Michael Cox uses Stats Zone to help outline how Tottenham's incoming Argentine forward will help AVB and co get over the Welsh Wizard.
Tottenham’s strategy for replacing Gareth Bale has been sensible and logical – rather than reinvesting the majority of the cash in a single direct replacement, they’ve instead attempted to improve their squad as a whole, strengthening in various positions.
The closest thing to a like-for-like replacement, however, is Argentine Erik Lamela. Set to complete his move from Roma in the next couple of days, he shares many characteristics with Bale – his tall, upright dribbling style that takes him past opponents with ease, his tendency to come inside into the centre of the pitch rather than hug the touchline, and his impressive goalscoring record over the last year.

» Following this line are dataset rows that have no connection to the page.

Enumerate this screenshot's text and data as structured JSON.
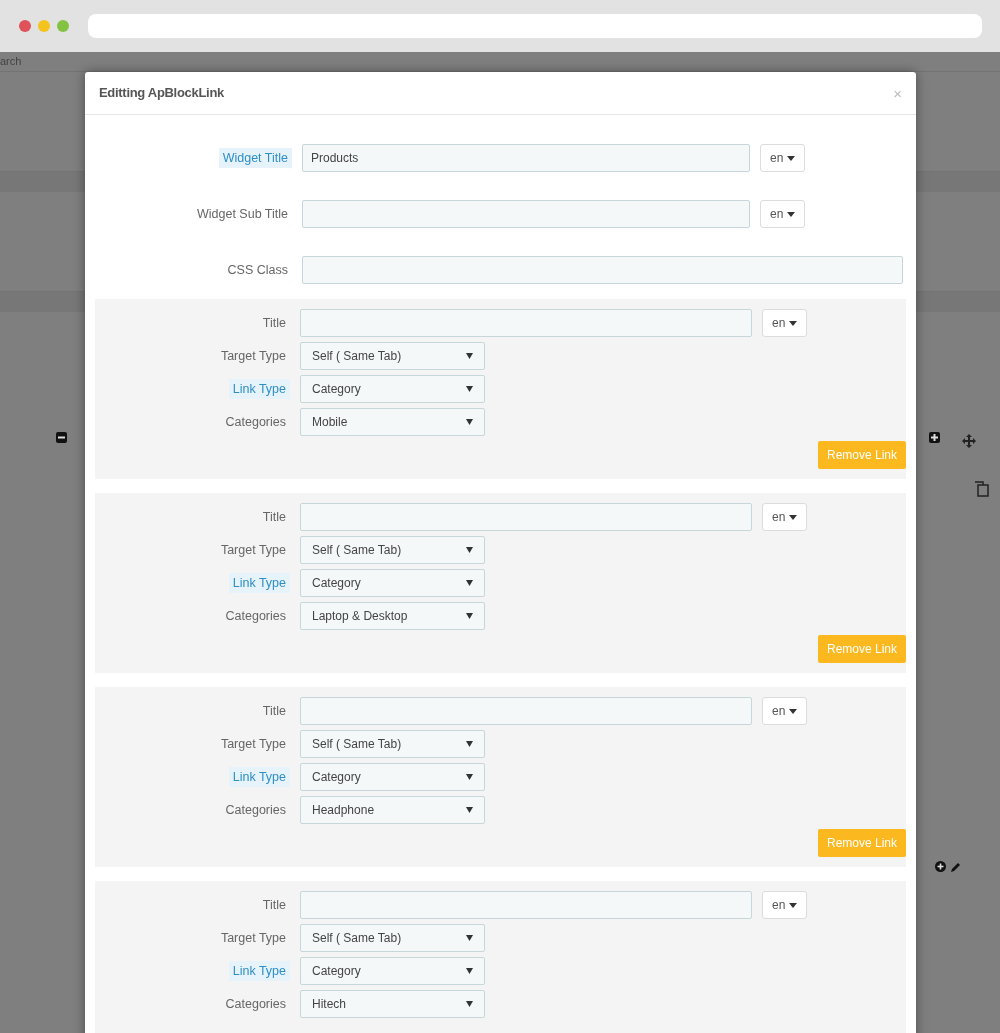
{
  "background": {
    "search_text": "arch"
  },
  "modal": {
    "title": "Editting ApBlockLink",
    "close": "×",
    "fields": [
      {
        "label": "Widget Title",
        "highlighted": true,
        "value": "Products",
        "lang": "en"
      },
      {
        "label": "Widget Sub Title",
        "highlighted": false,
        "lang": "en"
      },
      {
        "label": "CSS Class",
        "highlighted": false
      }
    ],
    "links": [
      {
        "title_label": "Title",
        "lang": "en",
        "rows": [
          {
            "label": "Target Type",
            "highlighted": false,
            "value": "Self ( Same Tab)"
          },
          {
            "label": "Link Type",
            "highlighted": true,
            "value": "Category"
          },
          {
            "label": "Categories",
            "highlighted": false,
            "value": "Mobile"
          }
        ],
        "remove_button": "Remove Link"
      },
      {
        "title_label": "Title",
        "lang": "en",
        "rows": [
          {
            "label": "Target Type",
            "highlighted": false,
            "value": "Self ( Same Tab)"
          },
          {
            "label": "Link Type",
            "highlighted": true,
            "value": "Category"
          },
          {
            "label": "Categories",
            "highlighted": false,
            "value": "Laptop & Desktop"
          }
        ],
        "remove_button": "Remove Link"
      },
      {
        "title_label": "Title",
        "lang": "en",
        "rows": [
          {
            "label": "Target Type",
            "highlighted": false,
            "value": "Self ( Same Tab)"
          },
          {
            "label": "Link Type",
            "highlighted": true,
            "value": "Category"
          },
          {
            "label": "Categories",
            "highlighted": false,
            "value": "Headphone"
          }
        ],
        "remove_button": "Remove Link"
      },
      {
        "title_label": "Title",
        "lang": "en",
        "rows": [
          {
            "label": "Target Type",
            "highlighted": false,
            "value": "Self ( Same Tab)"
          },
          {
            "label": "Link Type",
            "highlighted": true,
            "value": "Category"
          },
          {
            "label": "Categories",
            "highlighted": false,
            "value": "Hitech"
          }
        ]
      }
    ]
  }
}
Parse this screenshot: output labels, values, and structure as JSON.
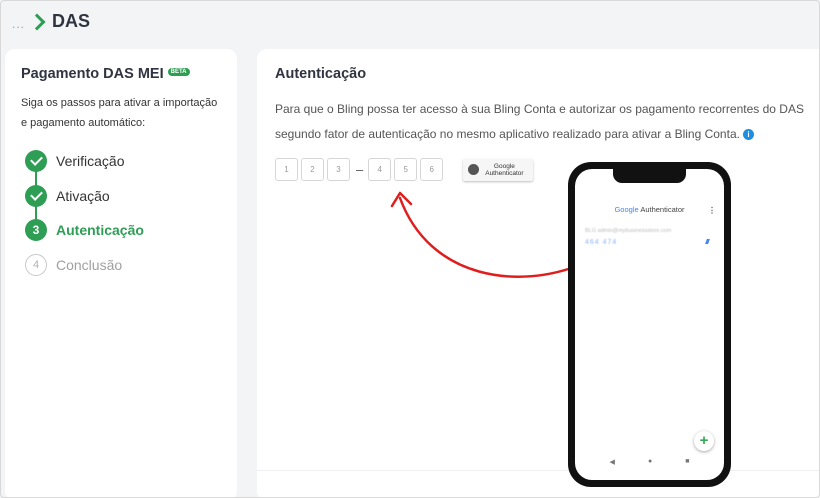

We should be cautious about Lamela’s chances of replicating his 15 goals in Serie A last season – for the majority of the campaign he was playing under Zdenak Zeman, surely the most attacking coach in modern football, and therefore he inevitably grabbed a few goals. When Zdenak was dismissed with a couple of months remaining, Roma had scored the most goals in Serie A, but had conceded the second-most too.
Nevertheless, Lamela’s 15 goals certainly weren’t a fluke – and in a similar way to Bale and the Welshman’s own idol, Cristiano Ronaldo, the Argentine has an impressive ability to score a wide range of goals. His ‘stock goal’ is fairly simple – beating a man before shooting from distance – but he’s also surprisingly capable of getting into the box and scoring headers, for example. He headed three goals in 2013/14, demonstrating his willingness to develop his all-round game and become efficient rather than simply flashy.
Zeman always encouraged his wide players to arrive at the far post and become an additional goalscoring threat, and when Andre Villas-Boas fields Nacer Chadli and Lamela on either side, Spurs will have a proper forward trio all capable of finding the net. The likes of Aaron Lennon and Andros Townsend are trickier players who start wider and deeper, and should be seen as an entirely different tactical option.
That goalscoring prowess was obvious during Roma’s 3-2 victory over Udinese early last season – the first time Lamela managed to score two goals in a game for Roma. Although his dribbling occurred in a position you’d expect for a winger – in relatively deep positions, and often close to the touchline – only one of his shots was hit from outside the box. Instead, he focused upon getting into the six-yard box, and becoming a poacher.
It’s also worth outlining Lamela’s creative qualities. Back in Argentina he was initially viewed as a classic number ten – often compared to Javier Pastore for his tall, slender frame and ability to combine direct dribbling with clever through-balls. He retains that inventive edge, and in his final appearance for Roma – a 2-1 victory over Napoli on the last day of 2012/13 – he recorded both assists.
The positions of his passes in the final third demonstrates his tendency to check inside from the right before sliding through-balls between defenders – you can imagine Roberto Soldado profiting from some of these passes.
However, occasionally Lamela has played a completely separate role, almost akin to Michael Ballack in his Leverkusen days – distributing the ball with sensible, calm passes in the centre of the pitch, barely providing great creativity from between the lines, but then storming into the box to provide the finish.
He was the star player in Roma’s 4-2 victory over Milan just before Christmas, but there’s something rather incongruous about his performance – he barely completed any passes in the final third, yet popped up in the box to provide two close-range finishes.
Still, with Villas-Boas possessing a variety of midfield options, it’s doubtful he’ll want to use Lamela in a deeper position. In possession, the Argentine will start on the right flank before cutting inside, while when the ball is on the opposite side of the pitch, he’ll race into the box to provide another goalscoring option.
He’s not quite Bale, but he contributes dribbles, goals and assists – he and other new signings should be able to replace Bale’s characteristics between them.